In early drafts of Finding Nemo, the story started with Marlin taking Nemo to school for the first time, and the opening scene played out essentially the same, with Marlin being overprotective and neurotic. As the film went on, the tragedy in Marlin’s past would be hinted at through snippets of flashbacks until a late reveal of the full version of how he lost his family.
What the filmmakers realized was that, without knowing what he’d been through, Marlin came off as obnoxious, whiny, and unlikable. You could sympathize with the loss of his son, but he was still a pain in the ass that you didn’t want to spend ninety minutes with. Further, they realized that there wasn’t even any dramatic benefit to withholding the information. It was readily apparent that something bad had happened without even flashing back, and pretty much as soon as you showed Coral, the audience got the gist and the specific details didn’t make a difference. It was a reveal for the sake of a reveal, so it was scrapped in favor of a straightforward prologue scene.

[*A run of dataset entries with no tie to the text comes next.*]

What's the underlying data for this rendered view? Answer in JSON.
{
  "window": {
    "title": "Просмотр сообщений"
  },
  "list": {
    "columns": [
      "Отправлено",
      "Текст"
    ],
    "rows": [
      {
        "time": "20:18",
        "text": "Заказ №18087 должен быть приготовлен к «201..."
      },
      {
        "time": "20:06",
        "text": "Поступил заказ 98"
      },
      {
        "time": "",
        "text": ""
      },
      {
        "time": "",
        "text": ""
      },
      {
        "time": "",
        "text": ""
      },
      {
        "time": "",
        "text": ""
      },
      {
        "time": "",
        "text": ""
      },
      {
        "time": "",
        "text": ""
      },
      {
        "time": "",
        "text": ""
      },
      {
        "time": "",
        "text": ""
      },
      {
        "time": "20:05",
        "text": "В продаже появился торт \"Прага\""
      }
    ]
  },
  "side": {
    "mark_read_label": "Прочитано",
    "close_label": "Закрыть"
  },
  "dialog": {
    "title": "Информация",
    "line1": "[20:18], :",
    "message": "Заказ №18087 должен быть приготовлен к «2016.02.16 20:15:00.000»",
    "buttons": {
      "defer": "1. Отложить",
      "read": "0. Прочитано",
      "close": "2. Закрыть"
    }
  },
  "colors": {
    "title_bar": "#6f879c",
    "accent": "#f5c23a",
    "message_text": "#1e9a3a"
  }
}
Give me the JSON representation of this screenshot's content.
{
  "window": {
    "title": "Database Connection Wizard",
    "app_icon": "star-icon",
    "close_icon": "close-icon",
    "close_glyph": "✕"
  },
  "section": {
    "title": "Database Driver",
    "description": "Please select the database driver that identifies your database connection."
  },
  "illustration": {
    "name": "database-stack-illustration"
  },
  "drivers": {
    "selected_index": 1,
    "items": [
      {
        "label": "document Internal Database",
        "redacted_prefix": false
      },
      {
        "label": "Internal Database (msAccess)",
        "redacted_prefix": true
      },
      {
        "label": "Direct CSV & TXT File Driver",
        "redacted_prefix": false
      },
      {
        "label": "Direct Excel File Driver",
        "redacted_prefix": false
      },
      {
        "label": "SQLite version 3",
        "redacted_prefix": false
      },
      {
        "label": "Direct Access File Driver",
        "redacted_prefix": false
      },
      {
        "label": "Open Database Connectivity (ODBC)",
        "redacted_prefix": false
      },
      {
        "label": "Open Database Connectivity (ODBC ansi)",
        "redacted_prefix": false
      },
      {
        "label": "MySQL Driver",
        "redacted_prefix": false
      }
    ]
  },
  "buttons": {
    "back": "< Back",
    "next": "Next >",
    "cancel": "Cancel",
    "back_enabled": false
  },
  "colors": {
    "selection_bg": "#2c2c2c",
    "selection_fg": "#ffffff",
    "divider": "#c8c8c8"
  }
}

I love me a good action movie. Tense standoffs, well-choreographed brawls, car chases that make me go, “Oh, shit!”… I just eat it up. But you can definitely have too much of a good thing. No matter how much you love a given food, if you eat nothing but you’re going to get sick of it. As great as action is, it needs context for us to be able to care, and if it’s unrelenting, it overwhelms us and causes us to tune out. This is the mistake of a movie like King Kong, where everything ran twice as long as it should have been, to the point where I’m checking my watch during a fight between a giant gorilla and a dinosaur.
So speaking of dinosaurs, let’s check out a movie that understands that good pacing is a balance between crazy high-powered action and quiet character moments. YouTube ahoy!
(No spoiler disclaimers this time, but disclaimer link anyway for swearing.)
I don’t much talk about my own writing here, because honestly, I’m unpublished so no one gives a shit. (I do occasionally broach the topic on my Google+ page if you’re so inclined.) However, I had an experience a little while back that seems relevant.
I was working on a second-world fantasy dealing with multiple cultures, and though I’d done some initial brainstorming about the setting, I went ahead and started on the first scene. A page or two in, one character said “damn.”
A little voice popped up in my head. The pedant. The one who will spend hours on various websites to ensure that a character is getting coffee in the right place. The one that demands a level of logic and consistency that makes my preference for writing spec fic seem rather masochistic. “You can’t use that,” the pedant said. “You don’t have Christianity.”
“Bloody hell,” I said.
“Nope!” it replied with irritating cheer. “Christian-derived, twice over.”
“Son of a bitch!”
“That one–” The pedant paused thoughtfully. “Huh. Actually, that one’s okay.”
Most profanity falls into two categories: obscenities such as fuck, shit, and piss, and blasphemies such as hell and damn. The former category tends to be seen as a stronger sort of swearing (although this is a somewhat new development in English). So basically, if I want my gruff mentor figure to express mild irritation, I have to work out his whole system of theology first. And did I mention that this is multicultural? Yup, that means I’ll have to figure out three separate systems. This is why I drink, people.